# PROBLEM DESCRIPTION:
For each entry below, output it exactly as it stands.

Start of RECORD SET

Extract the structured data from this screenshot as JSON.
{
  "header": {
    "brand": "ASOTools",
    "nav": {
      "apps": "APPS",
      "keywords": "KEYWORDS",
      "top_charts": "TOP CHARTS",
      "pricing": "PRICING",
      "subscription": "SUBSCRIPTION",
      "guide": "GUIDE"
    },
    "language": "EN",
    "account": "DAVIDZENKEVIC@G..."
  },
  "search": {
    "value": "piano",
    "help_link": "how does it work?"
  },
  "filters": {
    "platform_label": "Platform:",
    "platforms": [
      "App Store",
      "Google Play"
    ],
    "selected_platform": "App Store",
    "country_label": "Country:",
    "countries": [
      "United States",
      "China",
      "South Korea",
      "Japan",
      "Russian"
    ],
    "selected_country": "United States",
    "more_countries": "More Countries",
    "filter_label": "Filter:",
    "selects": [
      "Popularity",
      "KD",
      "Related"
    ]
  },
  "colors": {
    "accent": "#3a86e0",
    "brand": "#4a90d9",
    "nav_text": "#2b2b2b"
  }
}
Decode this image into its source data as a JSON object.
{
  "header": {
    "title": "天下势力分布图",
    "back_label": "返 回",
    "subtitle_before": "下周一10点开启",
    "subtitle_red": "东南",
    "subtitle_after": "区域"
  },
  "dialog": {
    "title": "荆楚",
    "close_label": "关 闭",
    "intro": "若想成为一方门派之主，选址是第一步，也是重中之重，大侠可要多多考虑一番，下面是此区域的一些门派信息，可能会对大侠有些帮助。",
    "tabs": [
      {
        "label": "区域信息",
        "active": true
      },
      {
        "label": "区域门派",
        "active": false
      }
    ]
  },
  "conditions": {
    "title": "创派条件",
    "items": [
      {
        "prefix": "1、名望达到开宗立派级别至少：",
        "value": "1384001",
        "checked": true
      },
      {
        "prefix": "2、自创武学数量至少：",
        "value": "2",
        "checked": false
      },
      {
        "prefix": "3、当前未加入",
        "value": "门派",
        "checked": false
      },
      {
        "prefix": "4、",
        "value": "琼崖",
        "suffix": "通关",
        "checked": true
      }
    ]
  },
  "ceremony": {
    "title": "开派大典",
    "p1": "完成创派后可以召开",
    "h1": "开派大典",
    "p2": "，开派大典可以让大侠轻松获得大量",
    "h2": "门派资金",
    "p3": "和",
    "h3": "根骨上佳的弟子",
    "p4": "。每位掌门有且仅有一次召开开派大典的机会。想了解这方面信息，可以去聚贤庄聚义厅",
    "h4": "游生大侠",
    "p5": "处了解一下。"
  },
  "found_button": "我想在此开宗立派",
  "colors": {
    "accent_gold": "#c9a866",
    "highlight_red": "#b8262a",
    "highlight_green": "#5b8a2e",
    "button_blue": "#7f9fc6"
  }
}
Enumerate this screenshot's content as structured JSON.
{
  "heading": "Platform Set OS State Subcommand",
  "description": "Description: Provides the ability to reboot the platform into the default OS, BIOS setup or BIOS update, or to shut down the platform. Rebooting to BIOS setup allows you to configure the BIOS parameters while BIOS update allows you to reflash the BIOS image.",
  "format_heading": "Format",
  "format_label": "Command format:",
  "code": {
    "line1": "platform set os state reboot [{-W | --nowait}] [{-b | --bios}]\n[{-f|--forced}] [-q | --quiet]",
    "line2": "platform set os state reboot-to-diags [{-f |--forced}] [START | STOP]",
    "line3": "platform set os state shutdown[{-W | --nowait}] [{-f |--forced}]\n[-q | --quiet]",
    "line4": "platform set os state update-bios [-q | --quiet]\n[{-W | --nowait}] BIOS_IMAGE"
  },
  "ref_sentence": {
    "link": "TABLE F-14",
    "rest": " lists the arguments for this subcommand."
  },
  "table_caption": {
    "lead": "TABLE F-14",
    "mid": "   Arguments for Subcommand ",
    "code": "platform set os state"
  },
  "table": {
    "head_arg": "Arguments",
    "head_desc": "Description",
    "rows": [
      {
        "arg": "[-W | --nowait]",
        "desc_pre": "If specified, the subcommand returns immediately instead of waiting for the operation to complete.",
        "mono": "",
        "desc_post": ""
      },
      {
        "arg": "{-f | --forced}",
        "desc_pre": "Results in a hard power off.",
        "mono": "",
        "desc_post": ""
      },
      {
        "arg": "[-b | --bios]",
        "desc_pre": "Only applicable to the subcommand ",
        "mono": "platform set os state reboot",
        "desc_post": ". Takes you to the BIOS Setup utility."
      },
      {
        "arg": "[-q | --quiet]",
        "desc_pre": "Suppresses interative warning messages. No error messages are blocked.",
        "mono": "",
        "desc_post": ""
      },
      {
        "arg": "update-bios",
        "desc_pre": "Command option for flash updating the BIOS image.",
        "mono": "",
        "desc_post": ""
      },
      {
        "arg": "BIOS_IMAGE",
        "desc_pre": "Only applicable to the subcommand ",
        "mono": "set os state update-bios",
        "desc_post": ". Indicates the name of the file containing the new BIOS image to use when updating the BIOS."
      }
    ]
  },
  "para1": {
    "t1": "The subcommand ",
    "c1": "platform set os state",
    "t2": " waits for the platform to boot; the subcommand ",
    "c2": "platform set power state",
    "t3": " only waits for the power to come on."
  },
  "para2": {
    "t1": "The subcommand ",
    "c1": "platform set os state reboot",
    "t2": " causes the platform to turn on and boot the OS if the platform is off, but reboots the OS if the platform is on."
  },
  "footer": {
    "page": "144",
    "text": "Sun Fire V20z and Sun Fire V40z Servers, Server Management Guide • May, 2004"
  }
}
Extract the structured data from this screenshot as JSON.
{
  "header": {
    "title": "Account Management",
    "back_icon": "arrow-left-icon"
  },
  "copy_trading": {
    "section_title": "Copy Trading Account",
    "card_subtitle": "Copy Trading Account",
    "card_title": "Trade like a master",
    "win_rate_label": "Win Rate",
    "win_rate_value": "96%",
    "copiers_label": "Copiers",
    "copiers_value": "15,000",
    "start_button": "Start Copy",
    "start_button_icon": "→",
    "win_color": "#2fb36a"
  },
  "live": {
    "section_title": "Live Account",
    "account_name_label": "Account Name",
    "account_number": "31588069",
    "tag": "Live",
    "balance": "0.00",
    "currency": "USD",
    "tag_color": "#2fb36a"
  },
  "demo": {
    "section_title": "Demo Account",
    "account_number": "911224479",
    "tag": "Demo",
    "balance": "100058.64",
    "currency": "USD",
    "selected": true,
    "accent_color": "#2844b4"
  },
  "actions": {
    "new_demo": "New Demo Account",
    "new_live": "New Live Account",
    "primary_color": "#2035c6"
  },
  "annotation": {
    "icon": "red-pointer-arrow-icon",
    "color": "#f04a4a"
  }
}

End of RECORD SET

# ANSWER:
Extract the structured data from this screenshot as JSON.
{
  "header": {
    "brand": "ASOTools",
    "nav": {
      "apps": "APPS",
      "keywords": "KEYWORDS",
      "top_charts": "TOP CHARTS",
      "pricing": "PRICING",
      "subscription": "SUBSCRIPTION",
      "guide": "GUIDE"
    },
    "language": "EN",
    "account": "DAVIDZENKEVIC@G..."
  },
  "search": {
    "value": "piano",
    "help_link": "how does it work?"
  },
  "filters": {
    "platform_label": "Platform:",
    "platforms": [
      "App Store",
      "Google Play"
    ],
    "selected_platform": "App Store",
    "country_label": "Country:",
    "countries": [
      "United States",
      "China",
      "South Korea",
      "Japan",
      "Russian"
    ],
    "selected_country": "United States",
    "more_countries": "More Countries",
    "filter_label": "Filter:",
    "selects": [
      "Popularity",
      "KD",
      "Related"
    ]
  },
  "colors": {
    "accent": "#3a86e0",
    "brand": "#4a90d9",
    "nav_text": "#2b2b2b"
  }
}
Decode this image into its source data as a JSON object.
{
  "header": {
    "title": "天下势力分布图",
    "back_label": "返 回",
    "subtitle_before": "下周一10点开启",
    "subtitle_red": "东南",
    "subtitle_after": "区域"
  },
  "dialog": {
    "title": "荆楚",
    "close_label": "关 闭",
    "intro": "若想成为一方门派之主，选址是第一步，也是重中之重，大侠可要多多考虑一番，下面是此区域的一些门派信息，可能会对大侠有些帮助。",
    "tabs": [
      {
        "label": "区域信息",
        "active": true
      },
      {
        "label": "区域门派",
        "active": false
      }
    ]
  },
  "conditions": {
    "title": "创派条件",
    "items": [
      {
        "prefix": "1、名望达到开宗立派级别至少：",
        "value": "1384001",
        "checked": true
      },
      {
        "prefix": "2、自创武学数量至少：",
        "value": "2",
        "checked": false
      },
      {
        "prefix": "3、当前未加入",
        "value": "门派",
        "checked": false
      },
      {
        "prefix": "4、",
        "value": "琼崖",
        "suffix": "通关",
        "checked": true
      }
    ]
  },
  "ceremony": {
    "title": "开派大典",
    "p1": "完成创派后可以召开",
    "h1": "开派大典",
    "p2": "，开派大典可以让大侠轻松获得大量",
    "h2": "门派资金",
    "p3": "和",
    "h3": "根骨上佳的弟子",
    "p4": "。每位掌门有且仅有一次召开开派大典的机会。想了解这方面信息，可以去聚贤庄聚义厅",
    "h4": "游生大侠",
    "p5": "处了解一下。"
  },
  "found_button": "我想在此开宗立派",
  "colors": {
    "accent_gold": "#c9a866",
    "highlight_red": "#b8262a",
    "highlight_green": "#5b8a2e",
    "button_blue": "#7f9fc6"
  }
}
Enumerate this screenshot's content as structured JSON.
{
  "heading": "Platform Set OS State Subcommand",
  "description": "Description: Provides the ability to reboot the platform into the default OS, BIOS setup or BIOS update, or to shut down the platform. Rebooting to BIOS setup allows you to configure the BIOS parameters while BIOS update allows you to reflash the BIOS image.",
  "format_heading": "Format",
  "format_label": "Command format:",
  "code": {
    "line1": "platform set os state reboot [{-W | --nowait}] [{-b | --bios}]\n[{-f|--forced}] [-q | --quiet]",
    "line2": "platform set os state reboot-to-diags [{-f |--forced}] [START | STOP]",
    "line3": "platform set os state shutdown[{-W | --nowait}] [{-f |--forced}]\n[-q | --quiet]",
    "line4": "platform set os state update-bios [-q | --quiet]\n[{-W | --nowait}] BIOS_IMAGE"
  },
  "ref_sentence": {
    "link": "TABLE F-14",
    "rest": " lists the arguments for this subcommand."
  },
  "table_caption": {
    "lead": "TABLE F-14",
    "mid": "   Arguments for Subcommand ",
    "code": "platform set os state"
  },
  "table": {
    "head_arg": "Arguments",
    "head_desc": "Description",
    "rows": [
      {
        "arg": "[-W | --nowait]",
        "desc_pre": "If specified, the subcommand returns immediately instead of waiting for the operation to complete.",
        "mono": "",
        "desc_post": ""
      },
      {
        "arg": "{-f | --forced}",
        "desc_pre": "Results in a hard power off.",
        "mono": "",
        "desc_post": ""
      },
      {
        "arg": "[-b | --bios]",
        "desc_pre": "Only applicable to the subcommand ",
        "mono": "platform set os state reboot",
        "desc_post": ". Takes you to the BIOS Setup utility."
      },
      {
        "arg": "[-q | --quiet]",
        "desc_pre": "Suppresses interative warning messages. No error messages are blocked.",
        "mono": "",
        "desc_post": ""
      },
      {
        "arg": "update-bios",
        "desc_pre": "Command option for flash updating the BIOS image.",
        "mono": "",
        "desc_post": ""
      },
      {
        "arg": "BIOS_IMAGE",
        "desc_pre": "Only applicable to the subcommand ",
        "mono": "set os state update-bios",
        "desc_post": ". Indicates the name of the file containing the new BIOS image to use when updating the BIOS."
      }
    ]
  },
  "para1": {
    "t1": "The subcommand ",
    "c1": "platform set os state",
    "t2": " waits for the platform to boot; the subcommand ",
    "c2": "platform set power state",
    "t3": " only waits for the power to come on."
  },
  "para2": {
    "t1": "The subcommand ",
    "c1": "platform set os state reboot",
    "t2": " causes the platform to turn on and boot the OS if the platform is off, but reboots the OS if the platform is on."
  },
  "footer": {
    "page": "144",
    "text": "Sun Fire V20z and Sun Fire V40z Servers, Server Management Guide • May, 2004"
  }
}
Extract the structured data from this screenshot as JSON.
{
  "header": {
    "title": "Account Management",
    "back_icon": "arrow-left-icon"
  },
  "copy_trading": {
    "section_title": "Copy Trading Account",
    "card_subtitle": "Copy Trading Account",
    "card_title": "Trade like a master",
    "win_rate_label": "Win Rate",
    "win_rate_value": "96%",
    "copiers_label": "Copiers",
    "copiers_value": "15,000",
    "start_button": "Start Copy",
    "start_button_icon": "→",
    "win_color": "#2fb36a"
  },
  "live": {
    "section_title": "Live Account",
    "account_name_label": "Account Name",
    "account_number": "31588069",
    "tag": "Live",
    "balance": "0.00",
    "currency": "USD",
    "tag_color": "#2fb36a"
  },
  "demo": {
    "section_title": "Demo Account",
    "account_number": "911224479",
    "tag": "Demo",
    "balance": "100058.64",
    "currency": "USD",
    "selected": true,
    "accent_color": "#2844b4"
  },
  "actions": {
    "new_demo": "New Demo Account",
    "new_live": "New Live Account",
    "primary_color": "#2035c6"
  },
  "annotation": {
    "icon": "red-pointer-arrow-icon",
    "color": "#f04a4a"
  }
}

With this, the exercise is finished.